The Goat, or Who is Sylvia?Ā has opened to rave reviews and BIG thanks go to the audience members, who happen to be our eyes and ears in the theatre, for sharing someĀ wonderful moments onlineĀ — like this fantastic curtain call on Instagram.

#thegoat #damianlewis #sophieokonedo

A post shared by Oliver Douglas (@oliverberlinmitte) on

In earlier posts about The Goat hereĀ and here, we deliberately avoided from giving any spoilers. But now that the cat (or should I say the goat?) is out of the bag in the play’sĀ reviews, in recent interviews Damian has given as well as in viewers’ postsĀ all over social media, I would love to give my two cents about why I believeĀ The GoatĀ is more about us than about a goat and that it deals with deeper and more universal themes than some might think.
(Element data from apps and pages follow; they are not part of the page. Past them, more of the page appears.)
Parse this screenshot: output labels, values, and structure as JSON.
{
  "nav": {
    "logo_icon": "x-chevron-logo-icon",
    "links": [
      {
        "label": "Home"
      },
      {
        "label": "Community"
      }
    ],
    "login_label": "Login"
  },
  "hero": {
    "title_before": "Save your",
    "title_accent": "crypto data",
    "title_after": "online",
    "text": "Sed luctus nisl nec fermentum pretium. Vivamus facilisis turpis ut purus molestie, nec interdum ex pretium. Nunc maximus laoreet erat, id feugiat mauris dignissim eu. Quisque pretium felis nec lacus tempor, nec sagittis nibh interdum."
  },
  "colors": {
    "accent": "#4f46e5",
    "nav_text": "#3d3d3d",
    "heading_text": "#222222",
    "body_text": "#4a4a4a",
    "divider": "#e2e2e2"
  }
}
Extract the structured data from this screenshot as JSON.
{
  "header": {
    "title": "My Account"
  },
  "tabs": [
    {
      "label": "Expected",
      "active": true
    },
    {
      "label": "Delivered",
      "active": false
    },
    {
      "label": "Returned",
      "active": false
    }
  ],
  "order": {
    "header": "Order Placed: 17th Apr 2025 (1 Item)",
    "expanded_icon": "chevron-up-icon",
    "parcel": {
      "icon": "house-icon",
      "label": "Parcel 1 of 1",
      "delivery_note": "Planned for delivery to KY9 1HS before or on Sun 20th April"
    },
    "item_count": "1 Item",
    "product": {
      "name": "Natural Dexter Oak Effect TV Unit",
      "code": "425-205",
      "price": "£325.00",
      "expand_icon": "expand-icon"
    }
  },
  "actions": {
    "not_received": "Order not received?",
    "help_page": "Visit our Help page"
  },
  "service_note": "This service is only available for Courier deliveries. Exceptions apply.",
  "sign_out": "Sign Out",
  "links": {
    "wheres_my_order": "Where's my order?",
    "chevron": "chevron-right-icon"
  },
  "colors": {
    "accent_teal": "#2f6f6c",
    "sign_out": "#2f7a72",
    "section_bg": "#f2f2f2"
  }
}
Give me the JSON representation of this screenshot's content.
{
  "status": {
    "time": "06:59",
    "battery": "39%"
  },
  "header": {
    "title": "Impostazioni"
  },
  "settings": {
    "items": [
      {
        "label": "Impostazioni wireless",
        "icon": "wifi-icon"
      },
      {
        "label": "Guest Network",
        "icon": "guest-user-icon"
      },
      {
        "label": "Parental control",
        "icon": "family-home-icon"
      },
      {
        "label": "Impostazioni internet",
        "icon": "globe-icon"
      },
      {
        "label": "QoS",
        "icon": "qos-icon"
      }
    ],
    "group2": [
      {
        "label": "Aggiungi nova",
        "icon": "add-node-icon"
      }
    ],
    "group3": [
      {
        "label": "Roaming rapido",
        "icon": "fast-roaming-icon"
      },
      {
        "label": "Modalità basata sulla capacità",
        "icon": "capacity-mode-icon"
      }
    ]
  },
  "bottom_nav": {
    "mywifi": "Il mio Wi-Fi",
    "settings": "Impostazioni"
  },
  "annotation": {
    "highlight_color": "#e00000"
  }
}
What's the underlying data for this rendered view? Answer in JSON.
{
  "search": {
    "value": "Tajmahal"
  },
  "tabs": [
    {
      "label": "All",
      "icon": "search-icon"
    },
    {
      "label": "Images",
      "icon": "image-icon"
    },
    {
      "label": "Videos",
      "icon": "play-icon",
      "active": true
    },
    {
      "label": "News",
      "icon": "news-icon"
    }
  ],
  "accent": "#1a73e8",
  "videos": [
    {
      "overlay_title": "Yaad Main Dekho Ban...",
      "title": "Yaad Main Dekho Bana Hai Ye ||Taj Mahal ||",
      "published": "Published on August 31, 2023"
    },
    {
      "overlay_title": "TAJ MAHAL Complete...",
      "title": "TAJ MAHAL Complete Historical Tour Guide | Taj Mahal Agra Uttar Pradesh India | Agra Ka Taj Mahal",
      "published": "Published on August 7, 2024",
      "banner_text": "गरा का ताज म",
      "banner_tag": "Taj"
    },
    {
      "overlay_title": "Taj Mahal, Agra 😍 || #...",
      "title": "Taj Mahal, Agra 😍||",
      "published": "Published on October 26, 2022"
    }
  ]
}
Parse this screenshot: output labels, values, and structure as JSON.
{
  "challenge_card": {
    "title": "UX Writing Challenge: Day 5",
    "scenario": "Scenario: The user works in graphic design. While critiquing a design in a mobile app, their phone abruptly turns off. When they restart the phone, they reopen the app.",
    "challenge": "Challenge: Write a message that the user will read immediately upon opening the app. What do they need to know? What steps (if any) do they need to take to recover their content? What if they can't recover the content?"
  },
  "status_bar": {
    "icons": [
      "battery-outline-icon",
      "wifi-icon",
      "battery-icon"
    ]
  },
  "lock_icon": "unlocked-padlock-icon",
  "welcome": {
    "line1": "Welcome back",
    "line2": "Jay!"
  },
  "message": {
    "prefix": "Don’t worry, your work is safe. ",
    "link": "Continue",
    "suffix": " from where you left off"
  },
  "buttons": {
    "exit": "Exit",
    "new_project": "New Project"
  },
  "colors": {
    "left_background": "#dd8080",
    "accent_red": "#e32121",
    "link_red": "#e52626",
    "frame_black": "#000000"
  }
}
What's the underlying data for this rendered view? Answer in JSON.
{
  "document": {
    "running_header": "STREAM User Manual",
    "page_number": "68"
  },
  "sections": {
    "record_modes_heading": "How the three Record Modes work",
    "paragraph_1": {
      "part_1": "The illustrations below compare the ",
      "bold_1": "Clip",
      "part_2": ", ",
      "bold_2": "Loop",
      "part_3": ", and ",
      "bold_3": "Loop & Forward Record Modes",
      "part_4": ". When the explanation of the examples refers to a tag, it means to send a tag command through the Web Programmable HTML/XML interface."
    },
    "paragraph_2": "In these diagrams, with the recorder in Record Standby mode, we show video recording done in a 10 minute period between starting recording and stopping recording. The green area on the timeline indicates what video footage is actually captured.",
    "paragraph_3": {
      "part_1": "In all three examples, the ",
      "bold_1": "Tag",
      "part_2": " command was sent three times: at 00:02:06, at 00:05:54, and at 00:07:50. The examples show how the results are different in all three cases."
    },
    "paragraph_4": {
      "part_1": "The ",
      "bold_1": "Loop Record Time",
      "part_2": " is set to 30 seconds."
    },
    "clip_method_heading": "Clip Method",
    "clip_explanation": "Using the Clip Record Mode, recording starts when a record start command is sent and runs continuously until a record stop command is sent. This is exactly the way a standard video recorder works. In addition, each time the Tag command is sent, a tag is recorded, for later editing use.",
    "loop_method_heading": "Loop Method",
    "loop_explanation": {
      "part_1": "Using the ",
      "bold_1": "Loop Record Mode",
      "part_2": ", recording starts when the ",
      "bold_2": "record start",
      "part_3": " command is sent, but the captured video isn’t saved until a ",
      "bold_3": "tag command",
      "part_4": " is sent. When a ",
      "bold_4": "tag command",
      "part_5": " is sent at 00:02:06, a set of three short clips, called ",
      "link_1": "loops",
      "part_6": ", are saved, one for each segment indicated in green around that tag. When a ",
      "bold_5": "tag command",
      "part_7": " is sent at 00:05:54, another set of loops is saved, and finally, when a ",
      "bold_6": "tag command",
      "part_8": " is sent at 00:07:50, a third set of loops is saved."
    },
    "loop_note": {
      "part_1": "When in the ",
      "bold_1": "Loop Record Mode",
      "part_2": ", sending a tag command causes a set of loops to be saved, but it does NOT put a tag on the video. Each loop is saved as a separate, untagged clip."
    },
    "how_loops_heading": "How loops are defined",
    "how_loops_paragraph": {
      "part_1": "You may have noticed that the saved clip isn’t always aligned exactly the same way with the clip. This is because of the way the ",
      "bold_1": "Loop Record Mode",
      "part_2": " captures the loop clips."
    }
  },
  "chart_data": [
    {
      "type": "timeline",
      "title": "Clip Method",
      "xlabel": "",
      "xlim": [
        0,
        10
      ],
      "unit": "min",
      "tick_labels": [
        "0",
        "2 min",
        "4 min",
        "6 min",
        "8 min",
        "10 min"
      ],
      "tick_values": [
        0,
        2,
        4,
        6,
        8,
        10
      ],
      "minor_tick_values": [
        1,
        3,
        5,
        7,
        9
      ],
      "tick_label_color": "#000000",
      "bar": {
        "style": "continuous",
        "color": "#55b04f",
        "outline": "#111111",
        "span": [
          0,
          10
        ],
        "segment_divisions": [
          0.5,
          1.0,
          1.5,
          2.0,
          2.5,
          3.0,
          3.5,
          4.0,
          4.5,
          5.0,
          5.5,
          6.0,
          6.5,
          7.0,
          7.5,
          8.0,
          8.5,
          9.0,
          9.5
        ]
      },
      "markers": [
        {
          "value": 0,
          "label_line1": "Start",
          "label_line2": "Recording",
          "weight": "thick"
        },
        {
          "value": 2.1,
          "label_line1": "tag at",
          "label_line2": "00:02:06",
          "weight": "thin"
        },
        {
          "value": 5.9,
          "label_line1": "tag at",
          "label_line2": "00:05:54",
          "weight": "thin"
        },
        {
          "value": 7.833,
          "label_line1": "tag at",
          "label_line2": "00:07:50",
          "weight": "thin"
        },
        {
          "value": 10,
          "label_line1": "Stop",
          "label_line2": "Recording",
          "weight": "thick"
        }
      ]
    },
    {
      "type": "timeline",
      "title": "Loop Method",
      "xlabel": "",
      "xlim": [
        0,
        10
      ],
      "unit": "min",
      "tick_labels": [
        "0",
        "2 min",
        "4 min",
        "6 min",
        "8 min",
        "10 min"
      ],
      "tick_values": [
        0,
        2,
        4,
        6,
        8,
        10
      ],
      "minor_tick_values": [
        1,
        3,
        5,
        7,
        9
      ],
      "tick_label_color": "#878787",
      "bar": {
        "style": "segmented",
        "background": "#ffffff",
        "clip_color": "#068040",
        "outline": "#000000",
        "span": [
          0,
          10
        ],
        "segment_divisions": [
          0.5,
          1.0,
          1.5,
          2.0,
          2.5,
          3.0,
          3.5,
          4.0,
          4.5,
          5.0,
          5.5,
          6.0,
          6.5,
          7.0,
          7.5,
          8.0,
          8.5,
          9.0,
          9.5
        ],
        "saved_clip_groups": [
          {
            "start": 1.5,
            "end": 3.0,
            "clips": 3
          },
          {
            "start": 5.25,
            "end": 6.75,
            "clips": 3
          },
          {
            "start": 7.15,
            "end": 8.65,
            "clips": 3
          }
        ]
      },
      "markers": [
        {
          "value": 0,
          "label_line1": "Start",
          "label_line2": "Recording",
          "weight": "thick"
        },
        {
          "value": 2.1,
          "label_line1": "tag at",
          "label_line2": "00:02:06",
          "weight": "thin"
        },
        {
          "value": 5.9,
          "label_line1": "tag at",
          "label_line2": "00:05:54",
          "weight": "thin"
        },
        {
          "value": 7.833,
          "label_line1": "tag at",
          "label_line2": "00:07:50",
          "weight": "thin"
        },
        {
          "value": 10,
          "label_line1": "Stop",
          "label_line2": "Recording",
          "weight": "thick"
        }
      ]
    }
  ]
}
Now, if you are planning to go see the playĀ and you are not one for spoilers, STOP HERE. Otherwise, dive in!
Continue reading “Why “The Goat” is More About Us Than About a Goat”